This absurd subject had its relevance in the Low Countries. The painting lauds the Merovingian dynasty, who ruled the northern parts of France and the Netherlands in the fifth century. Clotilde is bringing up her children in an apparently savage manner, but she knows that they must be prepared to wage war on the Burgundians. This was not Alma-Tadema's only Merovingian picture; he thought he had found a rich lode of subject- matter. Indeed he had, for the sight of children playing with axes so delighted King Leopold of Belgium that he bought the painting and hung it in his palace.

In such a way Alma-Tadema leapt from being a middle-class artist to one in the service of royalty. For a little while, he moved to Brussels, won prizes - gold medals and the like - sold everything he painted, travelled in style to Italy, and was one of the most prosperous artists in his part of the world. He also got knighthoods, the first from Leopold and the second from King Willem III of Holland; later, Queen Victoria awarded a third. Was there ever another painter with three knighthoods bestowed by the sovereigns of three countries?

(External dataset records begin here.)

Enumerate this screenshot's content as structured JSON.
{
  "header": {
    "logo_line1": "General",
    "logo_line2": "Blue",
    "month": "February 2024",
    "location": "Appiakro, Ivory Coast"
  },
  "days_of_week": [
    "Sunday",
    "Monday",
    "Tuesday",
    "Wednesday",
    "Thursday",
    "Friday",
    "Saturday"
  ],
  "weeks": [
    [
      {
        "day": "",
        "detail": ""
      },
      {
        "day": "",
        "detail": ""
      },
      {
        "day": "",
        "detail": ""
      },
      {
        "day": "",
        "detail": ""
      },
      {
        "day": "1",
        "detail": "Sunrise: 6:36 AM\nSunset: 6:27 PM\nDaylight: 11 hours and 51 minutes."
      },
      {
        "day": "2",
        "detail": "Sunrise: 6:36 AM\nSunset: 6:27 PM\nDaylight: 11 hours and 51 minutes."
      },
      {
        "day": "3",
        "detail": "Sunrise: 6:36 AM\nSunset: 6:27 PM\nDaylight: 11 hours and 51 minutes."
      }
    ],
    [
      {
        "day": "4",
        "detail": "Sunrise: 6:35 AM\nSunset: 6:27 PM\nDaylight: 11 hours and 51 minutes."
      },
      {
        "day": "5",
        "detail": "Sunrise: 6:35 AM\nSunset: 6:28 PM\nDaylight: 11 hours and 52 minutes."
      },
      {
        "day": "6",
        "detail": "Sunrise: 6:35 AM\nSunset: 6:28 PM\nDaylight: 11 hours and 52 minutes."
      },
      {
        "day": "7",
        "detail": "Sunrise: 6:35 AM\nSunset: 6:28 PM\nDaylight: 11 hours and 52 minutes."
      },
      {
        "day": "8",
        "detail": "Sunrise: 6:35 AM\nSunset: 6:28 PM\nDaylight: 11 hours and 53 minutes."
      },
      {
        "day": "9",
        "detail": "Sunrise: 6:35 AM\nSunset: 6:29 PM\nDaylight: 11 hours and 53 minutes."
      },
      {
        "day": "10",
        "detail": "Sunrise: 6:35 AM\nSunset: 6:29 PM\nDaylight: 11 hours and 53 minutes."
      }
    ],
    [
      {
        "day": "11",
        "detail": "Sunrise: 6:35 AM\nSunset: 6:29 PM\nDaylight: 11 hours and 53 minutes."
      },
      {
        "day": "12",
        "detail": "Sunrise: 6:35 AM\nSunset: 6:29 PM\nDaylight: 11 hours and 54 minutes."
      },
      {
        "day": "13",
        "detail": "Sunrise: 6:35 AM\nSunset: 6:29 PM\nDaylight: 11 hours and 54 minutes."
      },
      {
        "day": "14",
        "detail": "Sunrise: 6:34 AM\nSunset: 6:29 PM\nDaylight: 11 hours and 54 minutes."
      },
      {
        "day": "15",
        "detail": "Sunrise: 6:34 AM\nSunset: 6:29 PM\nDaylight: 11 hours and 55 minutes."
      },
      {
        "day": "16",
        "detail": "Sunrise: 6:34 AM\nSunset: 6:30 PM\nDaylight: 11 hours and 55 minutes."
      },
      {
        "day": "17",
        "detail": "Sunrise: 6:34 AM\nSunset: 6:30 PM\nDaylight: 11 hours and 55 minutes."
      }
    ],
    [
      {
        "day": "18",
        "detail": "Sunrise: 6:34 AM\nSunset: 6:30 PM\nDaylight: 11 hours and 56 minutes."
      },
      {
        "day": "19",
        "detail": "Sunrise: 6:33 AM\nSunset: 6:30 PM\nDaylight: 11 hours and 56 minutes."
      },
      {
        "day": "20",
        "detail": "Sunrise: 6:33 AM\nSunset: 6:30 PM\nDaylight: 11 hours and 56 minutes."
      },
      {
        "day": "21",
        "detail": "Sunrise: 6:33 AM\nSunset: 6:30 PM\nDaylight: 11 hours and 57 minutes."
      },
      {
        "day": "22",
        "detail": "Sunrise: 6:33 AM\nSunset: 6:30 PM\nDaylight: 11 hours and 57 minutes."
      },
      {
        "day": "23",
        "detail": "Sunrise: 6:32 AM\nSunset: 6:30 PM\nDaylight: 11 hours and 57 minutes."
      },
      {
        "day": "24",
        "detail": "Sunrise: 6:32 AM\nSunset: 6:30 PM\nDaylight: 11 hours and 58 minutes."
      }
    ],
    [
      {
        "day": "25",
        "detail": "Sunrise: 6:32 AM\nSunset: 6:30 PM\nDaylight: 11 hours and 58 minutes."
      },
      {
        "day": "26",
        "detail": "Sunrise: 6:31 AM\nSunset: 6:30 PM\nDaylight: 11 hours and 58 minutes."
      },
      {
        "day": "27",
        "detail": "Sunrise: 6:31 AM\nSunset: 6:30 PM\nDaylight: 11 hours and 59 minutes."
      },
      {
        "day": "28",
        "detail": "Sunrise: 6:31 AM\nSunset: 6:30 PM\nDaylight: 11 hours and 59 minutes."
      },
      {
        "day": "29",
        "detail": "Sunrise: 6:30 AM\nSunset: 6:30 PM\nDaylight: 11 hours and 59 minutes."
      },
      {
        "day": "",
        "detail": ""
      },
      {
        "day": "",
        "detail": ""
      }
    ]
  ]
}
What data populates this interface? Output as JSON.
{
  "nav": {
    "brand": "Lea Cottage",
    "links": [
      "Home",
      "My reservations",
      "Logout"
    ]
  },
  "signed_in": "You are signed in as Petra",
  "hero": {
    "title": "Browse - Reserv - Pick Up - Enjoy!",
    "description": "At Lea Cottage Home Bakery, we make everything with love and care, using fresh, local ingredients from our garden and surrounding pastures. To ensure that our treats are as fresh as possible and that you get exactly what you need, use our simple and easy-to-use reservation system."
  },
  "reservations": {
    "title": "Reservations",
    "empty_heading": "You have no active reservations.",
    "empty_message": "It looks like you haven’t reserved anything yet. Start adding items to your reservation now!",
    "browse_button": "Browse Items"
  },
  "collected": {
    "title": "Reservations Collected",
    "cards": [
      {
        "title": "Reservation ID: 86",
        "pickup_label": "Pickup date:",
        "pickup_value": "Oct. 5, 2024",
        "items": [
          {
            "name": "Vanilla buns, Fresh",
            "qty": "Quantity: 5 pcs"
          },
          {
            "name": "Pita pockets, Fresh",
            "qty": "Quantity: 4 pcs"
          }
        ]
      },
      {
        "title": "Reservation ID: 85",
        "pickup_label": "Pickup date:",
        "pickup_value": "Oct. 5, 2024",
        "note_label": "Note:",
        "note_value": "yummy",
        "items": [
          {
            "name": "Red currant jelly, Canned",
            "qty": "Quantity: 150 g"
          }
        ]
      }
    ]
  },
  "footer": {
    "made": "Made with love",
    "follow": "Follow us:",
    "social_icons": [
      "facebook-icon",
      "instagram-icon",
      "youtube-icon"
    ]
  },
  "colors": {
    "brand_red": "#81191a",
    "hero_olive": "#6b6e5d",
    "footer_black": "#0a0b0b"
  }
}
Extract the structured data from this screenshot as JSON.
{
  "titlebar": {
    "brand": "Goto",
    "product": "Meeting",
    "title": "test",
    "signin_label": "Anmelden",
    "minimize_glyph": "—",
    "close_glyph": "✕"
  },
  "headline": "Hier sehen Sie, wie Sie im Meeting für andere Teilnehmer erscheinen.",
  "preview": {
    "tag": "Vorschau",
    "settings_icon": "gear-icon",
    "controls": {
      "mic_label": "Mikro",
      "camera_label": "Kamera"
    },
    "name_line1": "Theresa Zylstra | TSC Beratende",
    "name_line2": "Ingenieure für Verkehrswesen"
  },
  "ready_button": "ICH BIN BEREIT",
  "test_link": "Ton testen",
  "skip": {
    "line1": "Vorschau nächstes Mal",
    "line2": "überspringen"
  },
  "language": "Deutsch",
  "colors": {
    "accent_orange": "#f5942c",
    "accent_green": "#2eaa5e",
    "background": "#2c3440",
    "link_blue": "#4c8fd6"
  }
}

Alma-Tadema was in fact rather an international artist, in that his work shows no marked allegiance to any regional culture. But obviously he liked London, where he lived until his death in 1912. The reasons for his coming to England are pretty obvious. In 1870-71 political chaos in France ruled out a further career in Paris. And Alma-Tadema may have sensed that modernism had started, not only in France but throughout northern Europe, and that this was to be avoided. He had a wonderful dealer, the renowned Ernett Gambert, who sold him well in England; and when he got here he fell in love with an English girl, married her and established a north London household.

There's one painting we may interpret as both an adieu to his homeland and a farewell to the possibility that he might have become a creative artist rather than a frozen pseudo-classicist. Cherries (1873) he painted as his diploma picture when he was elected to an Antwerp artists'society. The excellent catalogue of this retrospective suggests that the comparatively bold handling in this picture, and its private, erotic theme belong to these circumstances. Alma-Tadema was addressing fellow-artists. So his brushwork is for their appreciation, not for his public, who liked perfectionists. And the invitation in the girl's eyes, the cherries and her semi-clothed state, would have told a pleasant story to an Antwerp academy that was also a men's club.

Good though the catalogue is, it evades some problems in Alma-Tadema's art. The first of these puzzles is the nature of his sensuality. Alma- Tadema never painted a moral or a Christian picture in his life, and as soon as he settled in London he began to paint nudes. So he shared in the general liberation of naked subject matter in the later 1870s. This came about about by an implicit contract with classicism. There had been no nudes in the earlier, realist phase of Pre-Raphaelitism. As soon as symbolism took over the movement, all manner of nymphs or girls or goddesses swan into the picture. Alma-Tadema took full advantage of the new nudity, more so than any of his English contemporaries. But his painting was not thereby liberated. Not one sight of a woman could rescue him from the prison of the academic.

Early modern art taught the enlightened that nude painting should be a test of honesty and aesthetic sensuality. Alma-Tadema fails on both counts. I know what was wrong with him. He spent too much time studying. A depressing revelation of this exhibition is the extent to which he was a devoted archaeologist. One room is filled with photographs and other material from his archives on ancient Rome. He used this stuff to fake up his pictures. In canvas after canvas are utter dreams of Roman life and pleasures. Dreams, because no amount of archaeology could substitute for genuine painting.

Though Alma-Tadema was innately gifted, study came between him and art. He seldom shows emotion. The successful pursuit of money and prestige had much to do with his failure. He was also undone by learning. One wishes that he had been ignorant and straightforward, as good amateur painters so often are.

Walker Gallery, Liverpool (0151 207 0001), to 8 June.